Beta radiation is a stream of beta particles, which are negatively charged. These particles can more easily penetrate materials like clothes, and they can even get deep into your skin where they can do harm to your cells. But they can be blocked with denser materials like aluminum.

Gamma radiation is high-frequency electromagnetic radiation. Gamma rays have no charge but have A LOT of energy; more energy than even visible light or X-rays. Because of this, they are able to pass right through most materials, making them quite dangerous. But they can't penetrate very dense materials like lead, which is why you may be given a lead vest for protection in a hospital or laboratory.

Radioactive Materials Are Natural

Most people think of radioactive materials as harmful, man-made materials, but quite the opposite is true. In fact, most radioactive materials occur naturally in the environment and have been around much longer than humans!

Most of the radiation we're exposed to on Earth comes from the sun and stars in outer space. We are constantly bombarded with this radiation but we're partially protected from it by the atmosphere around us. Those at sea level are more protected than those at higher altitudes because the protective atmosphere thins with increasing elevation. In fact, someone in Denver receives twice as much of this type of radiation than someone at sea level!

Radiation also comes from other things like rocks and minerals. Because of this, those who live in houses made of brick, concrete, or stone receive a greater amount of radiation than those who live in houses made of wood.

To unlock this lesson you must be a Study.com Member.
Create your account

Register to view this lesson

Are you a student or a teacher?

Unlock Your Education

See for yourself why 30 million people use Study.com

Become a Study.com member and start learning now.
Become a Member  Back
What teachers are saying about Study.com
Try it risk-free for 30 days

Earning College Credit

Did you know… We have over 200 college courses that prepare you to earn credit by exam that is accepted by over 1,500 colleges and universities. You can test out of the first two years of college and save thousands off your degree. Anyone can earn credit-by-exam regardless of age or education level.

To learn more, visit our Earning Credit Page

Transferring credit to the school of your choice

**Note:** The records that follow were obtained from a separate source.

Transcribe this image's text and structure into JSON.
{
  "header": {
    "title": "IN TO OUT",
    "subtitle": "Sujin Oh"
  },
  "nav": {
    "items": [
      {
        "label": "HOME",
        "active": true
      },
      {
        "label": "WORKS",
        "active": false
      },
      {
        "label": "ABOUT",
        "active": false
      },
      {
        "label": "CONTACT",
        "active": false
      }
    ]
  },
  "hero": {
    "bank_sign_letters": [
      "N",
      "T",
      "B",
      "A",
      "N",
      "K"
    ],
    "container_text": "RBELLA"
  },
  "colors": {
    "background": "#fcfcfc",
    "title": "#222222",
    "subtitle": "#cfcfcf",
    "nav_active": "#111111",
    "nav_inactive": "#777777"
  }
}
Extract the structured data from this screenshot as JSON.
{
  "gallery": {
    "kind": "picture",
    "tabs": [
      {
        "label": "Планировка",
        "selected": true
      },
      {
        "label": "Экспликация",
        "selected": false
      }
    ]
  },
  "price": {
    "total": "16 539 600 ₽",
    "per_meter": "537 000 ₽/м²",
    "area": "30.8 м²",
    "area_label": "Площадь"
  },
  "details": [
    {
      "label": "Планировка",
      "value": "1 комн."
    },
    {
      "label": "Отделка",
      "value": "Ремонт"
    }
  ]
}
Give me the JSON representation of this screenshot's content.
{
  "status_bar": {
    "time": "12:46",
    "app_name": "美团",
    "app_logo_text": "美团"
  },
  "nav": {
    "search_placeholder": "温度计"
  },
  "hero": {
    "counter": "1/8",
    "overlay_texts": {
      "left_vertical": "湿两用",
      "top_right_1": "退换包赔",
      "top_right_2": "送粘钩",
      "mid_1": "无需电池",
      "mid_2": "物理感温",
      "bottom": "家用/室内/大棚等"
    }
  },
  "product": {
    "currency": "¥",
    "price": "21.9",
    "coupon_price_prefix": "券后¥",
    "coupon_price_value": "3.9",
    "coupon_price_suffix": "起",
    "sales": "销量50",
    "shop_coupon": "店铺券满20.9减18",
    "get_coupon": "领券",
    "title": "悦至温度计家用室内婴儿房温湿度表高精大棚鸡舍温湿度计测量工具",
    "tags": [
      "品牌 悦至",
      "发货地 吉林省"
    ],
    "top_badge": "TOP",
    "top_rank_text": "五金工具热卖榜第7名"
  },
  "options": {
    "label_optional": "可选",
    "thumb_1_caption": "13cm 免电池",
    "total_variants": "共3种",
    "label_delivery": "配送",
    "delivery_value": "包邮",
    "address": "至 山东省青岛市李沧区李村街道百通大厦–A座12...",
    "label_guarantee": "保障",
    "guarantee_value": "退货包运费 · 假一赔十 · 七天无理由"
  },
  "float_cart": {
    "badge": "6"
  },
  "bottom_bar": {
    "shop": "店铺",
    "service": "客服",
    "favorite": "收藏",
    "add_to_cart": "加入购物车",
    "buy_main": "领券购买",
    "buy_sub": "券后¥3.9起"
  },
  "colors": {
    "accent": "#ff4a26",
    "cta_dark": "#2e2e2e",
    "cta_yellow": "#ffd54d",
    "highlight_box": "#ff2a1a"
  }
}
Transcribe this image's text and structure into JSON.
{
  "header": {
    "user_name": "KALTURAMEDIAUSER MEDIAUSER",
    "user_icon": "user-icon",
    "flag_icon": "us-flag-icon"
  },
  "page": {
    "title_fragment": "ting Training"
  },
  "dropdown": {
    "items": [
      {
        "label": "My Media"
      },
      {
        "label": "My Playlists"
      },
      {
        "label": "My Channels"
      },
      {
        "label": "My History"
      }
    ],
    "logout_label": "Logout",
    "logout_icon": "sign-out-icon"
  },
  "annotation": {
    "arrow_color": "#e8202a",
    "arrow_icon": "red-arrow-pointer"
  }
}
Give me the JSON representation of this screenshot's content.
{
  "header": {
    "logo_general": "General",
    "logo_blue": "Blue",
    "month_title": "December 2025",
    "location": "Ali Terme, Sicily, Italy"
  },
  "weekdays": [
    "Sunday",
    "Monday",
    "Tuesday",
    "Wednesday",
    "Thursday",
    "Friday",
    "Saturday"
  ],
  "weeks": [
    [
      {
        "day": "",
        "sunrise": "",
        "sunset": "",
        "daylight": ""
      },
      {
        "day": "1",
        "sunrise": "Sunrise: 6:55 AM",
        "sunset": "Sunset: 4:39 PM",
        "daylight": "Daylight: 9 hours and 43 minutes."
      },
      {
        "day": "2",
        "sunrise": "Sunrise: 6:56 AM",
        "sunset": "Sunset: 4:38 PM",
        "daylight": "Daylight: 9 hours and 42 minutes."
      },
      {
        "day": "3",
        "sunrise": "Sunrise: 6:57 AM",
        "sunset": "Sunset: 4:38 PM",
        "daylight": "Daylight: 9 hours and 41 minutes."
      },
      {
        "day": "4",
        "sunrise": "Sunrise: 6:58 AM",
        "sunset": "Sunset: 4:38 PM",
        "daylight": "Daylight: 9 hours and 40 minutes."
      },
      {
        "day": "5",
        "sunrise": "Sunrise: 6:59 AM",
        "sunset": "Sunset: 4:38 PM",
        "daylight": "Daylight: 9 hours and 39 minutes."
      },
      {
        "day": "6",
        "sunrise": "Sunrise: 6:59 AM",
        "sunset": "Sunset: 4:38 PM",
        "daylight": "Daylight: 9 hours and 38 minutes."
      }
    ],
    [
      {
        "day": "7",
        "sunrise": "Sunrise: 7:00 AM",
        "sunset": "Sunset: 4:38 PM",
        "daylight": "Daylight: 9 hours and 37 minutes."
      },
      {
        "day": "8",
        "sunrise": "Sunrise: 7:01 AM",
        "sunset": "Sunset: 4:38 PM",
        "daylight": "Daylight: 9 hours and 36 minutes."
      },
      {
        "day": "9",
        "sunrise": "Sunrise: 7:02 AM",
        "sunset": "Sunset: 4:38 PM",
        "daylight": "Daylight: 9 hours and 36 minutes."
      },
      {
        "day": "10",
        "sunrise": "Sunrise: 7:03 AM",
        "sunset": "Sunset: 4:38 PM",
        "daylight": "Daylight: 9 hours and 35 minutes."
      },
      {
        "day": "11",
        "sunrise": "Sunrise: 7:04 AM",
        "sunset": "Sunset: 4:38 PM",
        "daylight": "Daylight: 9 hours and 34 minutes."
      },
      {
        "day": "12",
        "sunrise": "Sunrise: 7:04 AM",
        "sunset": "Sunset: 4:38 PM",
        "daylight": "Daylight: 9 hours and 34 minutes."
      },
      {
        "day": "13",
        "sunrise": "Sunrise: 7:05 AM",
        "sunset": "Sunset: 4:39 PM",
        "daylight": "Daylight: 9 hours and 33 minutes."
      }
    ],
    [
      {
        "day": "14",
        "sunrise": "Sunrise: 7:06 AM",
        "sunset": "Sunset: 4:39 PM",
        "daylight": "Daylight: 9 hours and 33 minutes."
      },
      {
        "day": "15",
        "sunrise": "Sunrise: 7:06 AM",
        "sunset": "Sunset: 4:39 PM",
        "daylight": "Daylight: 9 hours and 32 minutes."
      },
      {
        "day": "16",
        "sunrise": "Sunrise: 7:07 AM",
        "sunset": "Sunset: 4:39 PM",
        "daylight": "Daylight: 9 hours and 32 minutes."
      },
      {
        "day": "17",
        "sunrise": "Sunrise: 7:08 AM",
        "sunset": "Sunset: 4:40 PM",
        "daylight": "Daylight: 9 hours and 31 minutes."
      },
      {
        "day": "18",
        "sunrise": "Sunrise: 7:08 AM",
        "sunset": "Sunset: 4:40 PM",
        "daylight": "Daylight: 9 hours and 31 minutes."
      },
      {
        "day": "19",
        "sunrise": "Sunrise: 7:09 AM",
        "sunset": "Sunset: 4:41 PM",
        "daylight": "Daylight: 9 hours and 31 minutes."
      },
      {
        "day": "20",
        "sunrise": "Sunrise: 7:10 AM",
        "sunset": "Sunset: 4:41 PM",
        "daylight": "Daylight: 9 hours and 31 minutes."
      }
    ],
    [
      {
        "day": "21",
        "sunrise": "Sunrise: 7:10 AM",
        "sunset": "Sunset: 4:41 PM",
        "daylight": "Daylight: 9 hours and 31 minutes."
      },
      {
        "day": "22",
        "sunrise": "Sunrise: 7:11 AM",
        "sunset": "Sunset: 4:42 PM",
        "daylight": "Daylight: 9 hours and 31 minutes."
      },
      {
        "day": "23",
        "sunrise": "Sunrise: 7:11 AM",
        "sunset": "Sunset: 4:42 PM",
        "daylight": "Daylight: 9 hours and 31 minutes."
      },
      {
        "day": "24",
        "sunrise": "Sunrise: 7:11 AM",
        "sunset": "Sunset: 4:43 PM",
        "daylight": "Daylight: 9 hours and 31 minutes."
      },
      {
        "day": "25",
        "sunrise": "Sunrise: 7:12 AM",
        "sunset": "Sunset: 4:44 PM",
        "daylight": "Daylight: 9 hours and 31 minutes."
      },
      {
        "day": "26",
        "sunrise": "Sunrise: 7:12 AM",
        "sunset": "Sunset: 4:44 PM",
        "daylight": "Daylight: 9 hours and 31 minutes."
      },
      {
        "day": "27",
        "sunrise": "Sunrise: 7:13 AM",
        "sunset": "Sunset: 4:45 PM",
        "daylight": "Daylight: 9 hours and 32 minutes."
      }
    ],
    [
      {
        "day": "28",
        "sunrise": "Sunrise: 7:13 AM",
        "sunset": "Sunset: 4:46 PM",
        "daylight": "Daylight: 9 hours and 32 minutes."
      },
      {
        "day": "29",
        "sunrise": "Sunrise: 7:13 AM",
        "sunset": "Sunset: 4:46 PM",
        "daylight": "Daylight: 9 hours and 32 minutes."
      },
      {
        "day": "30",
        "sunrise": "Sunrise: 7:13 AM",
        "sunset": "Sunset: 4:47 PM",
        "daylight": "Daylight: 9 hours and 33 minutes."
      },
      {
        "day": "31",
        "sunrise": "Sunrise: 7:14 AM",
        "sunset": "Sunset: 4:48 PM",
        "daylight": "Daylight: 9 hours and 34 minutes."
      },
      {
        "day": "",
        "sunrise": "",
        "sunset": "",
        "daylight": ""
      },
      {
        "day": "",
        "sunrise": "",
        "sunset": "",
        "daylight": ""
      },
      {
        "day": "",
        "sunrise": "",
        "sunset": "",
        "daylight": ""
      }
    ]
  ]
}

Not sure what college you want to attend yet? Study.com has thousands of articles about every imaginable degree, area of study and career path that can help you find the school that's right for you.

Create an account to start this course today
Try it risk-free for 30 days!
Create an account